That’s not to say I didn’t love the new season, I really did. There were many, many fantastic new moments for the fans to reference for years to come. One particular recurring gag in which Gob suddenly gets lost in his serious thoughts and “Sound of Silence” plays is perhaps one of the shows most inspired jokes. I don’t know if it’s lost on people who haven’t seen The Graduate and don’t know it’s a reference to those characters realising that they’ve “made a huge mistake” but it’s just fantastic.
Speaking of Gob, I found that his two episodes were among the best ones. Perhaps because Gob works as a character in his own individual story, whereas someone like Lindsay for example, can’t seem to hold an entire 30 minutes by herself.
The show not only brought back classic characters in cameo roles, such as Henry Winkler as Barry Zuckercorn and Carl Weathers as himself, but it also introduced us to a number of new ones too. They worked within the Arrested Development universe for the most part, a particular favourite was Terry Crews doing his best Herman Cain impression as Herbert Love, a sleazy Republican politician who is easily bought and forms a connection with Lindsay upon believing her to be a prostitute. There was also Isla Fisher as Ron Howard’s wild daughter Rebel Alley who was a little hit and miss but overall pretty funny and a great way to show the divide that has grown between Michael and George-Michael as the latter has matured.
It’s very hard to review this show because part of what makes it so great are the little gags, as opposed to the overall storyline. Luckily, this season was full of great ones, that I’m sure will become even funnier as I go back and re-watch episodes.
As for the plot of the season, it is a little muddled at first, however being mixed between everyone’s episodes, it was expected.
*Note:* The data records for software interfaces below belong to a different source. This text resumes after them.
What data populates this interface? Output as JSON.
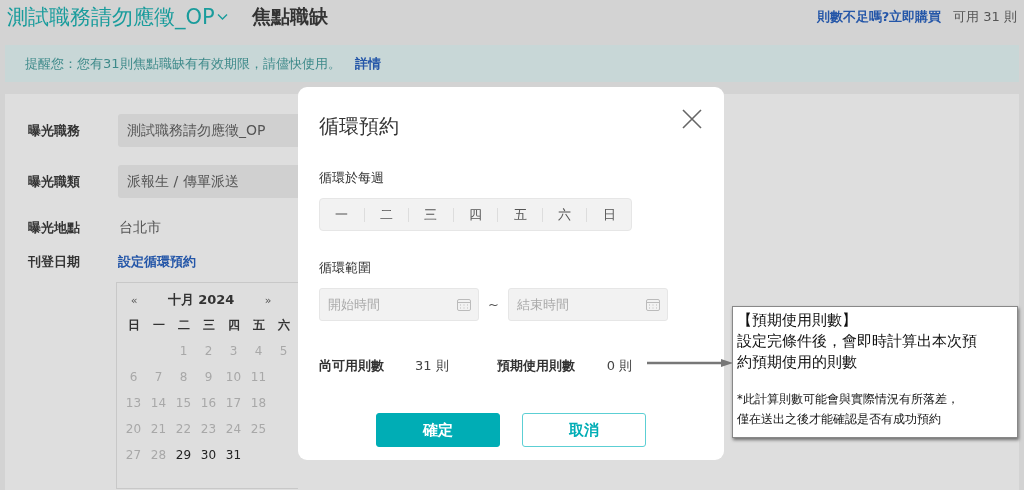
{
  "header": {
    "job_title": "測試職務請勿應徵_OP",
    "page_title": "焦點職缺",
    "buy_link": "則數不足嗎?立即購買",
    "available": "可用 31 則"
  },
  "notice": {
    "text": "提醒您：您有31則焦點職缺有有效期限，請儘快使用。",
    "link": "詳情"
  },
  "form": {
    "fields": [
      {
        "label": "曝光職務",
        "value": "測試職務請勿應徵_OP",
        "kind": "field"
      },
      {
        "label": "曝光職類",
        "value": "派報生 / 傳單派送",
        "kind": "field"
      },
      {
        "label": "曝光地點",
        "value": "台北市",
        "kind": "text"
      },
      {
        "label": "刊登日期",
        "value": "設定循環預約",
        "kind": "link"
      }
    ],
    "calendar": {
      "prev": "«",
      "month": "十月 2024",
      "next": "»",
      "weekdays": [
        "日",
        "一",
        "二",
        "三",
        "四",
        "五",
        "六"
      ],
      "weeks": [
        {
          "kind": "partial",
          "days": [
            {
              "day": "1",
              "disabled": true
            },
            {
              "day": "2",
              "disabled": true
            },
            {
              "day": "3",
              "disabled": true
            },
            {
              "day": "4",
              "disabled": true
            },
            {
              "day": "5",
              "disabled": true
            }
          ]
        },
        {
          "kind": "full",
          "days": [
            {
              "day": "6",
              "disabled": true
            },
            {
              "day": "7",
              "disabled": true
            },
            {
              "day": "8",
              "disabled": true
            },
            {
              "day": "9",
              "disabled": true
            },
            {
              "day": "10",
              "disabled": true
            },
            {
              "day": "11",
              "disabled": true
            }
          ]
        },
        {
          "kind": "full",
          "days": [
            {
              "day": "13",
              "disabled": true
            },
            {
              "day": "14",
              "disabled": true
            },
            {
              "day": "15",
              "disabled": true
            },
            {
              "day": "16",
              "disabled": true
            },
            {
              "day": "17",
              "disabled": true
            },
            {
              "day": "18",
              "disabled": true
            }
          ]
        },
        {
          "kind": "full",
          "days": [
            {
              "day": "20",
              "disabled": true
            },
            {
              "day": "21",
              "disabled": true
            },
            {
              "day": "22",
              "disabled": true
            },
            {
              "day": "23",
              "disabled": true
            },
            {
              "day": "24",
              "disabled": true
            },
            {
              "day": "25",
              "disabled": true
            }
          ]
        },
        {
          "kind": "full",
          "days": [
            {
              "day": "27",
              "disabled": true
            },
            {
              "day": "28",
              "disabled": true
            },
            {
              "day": "29",
              "disabled": false
            },
            {
              "day": "30",
              "disabled": false
            },
            {
              "day": "31",
              "disabled": false
            }
          ]
        }
      ]
    }
  },
  "modal": {
    "title": "循環預約",
    "weekly_label": "循環於每週",
    "days": [
      {
        "label": "一",
        "selected": false
      },
      {
        "label": "二",
        "selected": false
      },
      {
        "label": "三",
        "selected": false
      },
      {
        "label": "四",
        "selected": false
      },
      {
        "label": "五",
        "selected": false
      },
      {
        "label": "六",
        "selected": false
      },
      {
        "label": "日",
        "selected": false
      }
    ],
    "range_label": "循環範圍",
    "start_placeholder": "開始時間",
    "separator": "~",
    "end_placeholder": "結束時間",
    "remaining_label": "尚可用則數",
    "remaining": "31 則",
    "expected_label": "預期使用則數",
    "expected": "0 則",
    "confirm": "確定",
    "cancel": "取消"
  },
  "callout": {
    "title": "【預期使用則數】",
    "text": "設定完條件後，會即時計算出本次預約預期使用的則數",
    "note": "*此計算則數可能會與實際情況有所落差，僅在送出之後才能確認是否有成功預約"
  }
}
To put it into the briefest of summaries, since we last saw them, Michael really did leave for good and this seemed to have caused a mess not just in their lives but also his. He can’t stand to be away from his family, as proven when he moves in with George-Michael in his college dorm, leading to the fantastic “FakeBlock”. Elsewhere George tries to get a wall built on the border of California and Mexico in order to raise the value of their properties; Lucille ends up in jail; Tobias and Lindsay have separated and found new partners; Maeby is back in high school; Buster has officially joined the army and is the controller for the drones; and funniest of all is Gob who was supposed to marry Ann (her?) but in true Gob fashion, turned it into an illusion in which he would hide for 2 weeks and emerge – of course this plan failed terribly.
I loved that the end turned the show into a murder-mystery. Lucille 2 has been a longtime friend of the family, despite Lucille Bluth hating her. The Bluths however, have many enemies and so it is definitely interesting to try to figure out who exactly might have done it, if anyone at all. For all we know she may not even be dead.
As for what’s to come, I suspect it will be another season as opposed to a movie, at least act two of the three act idea Hurwitz has anyway. I say this purely because we are left with so many unfinished story-lines that just cannot be finished within a 2 hour movie. Add to that Maeby’s line: “I gotta tell you, I think movies are dead. Maybe it’s a TV show.”, and I think Hurwitz has seen that it works better in this format.
Overall the show definitely lived up to what I had hoped for during this seven year absence, now let’s hope we don’t have another long wait before it returns again.
What were your thoughts on the season? Comment below.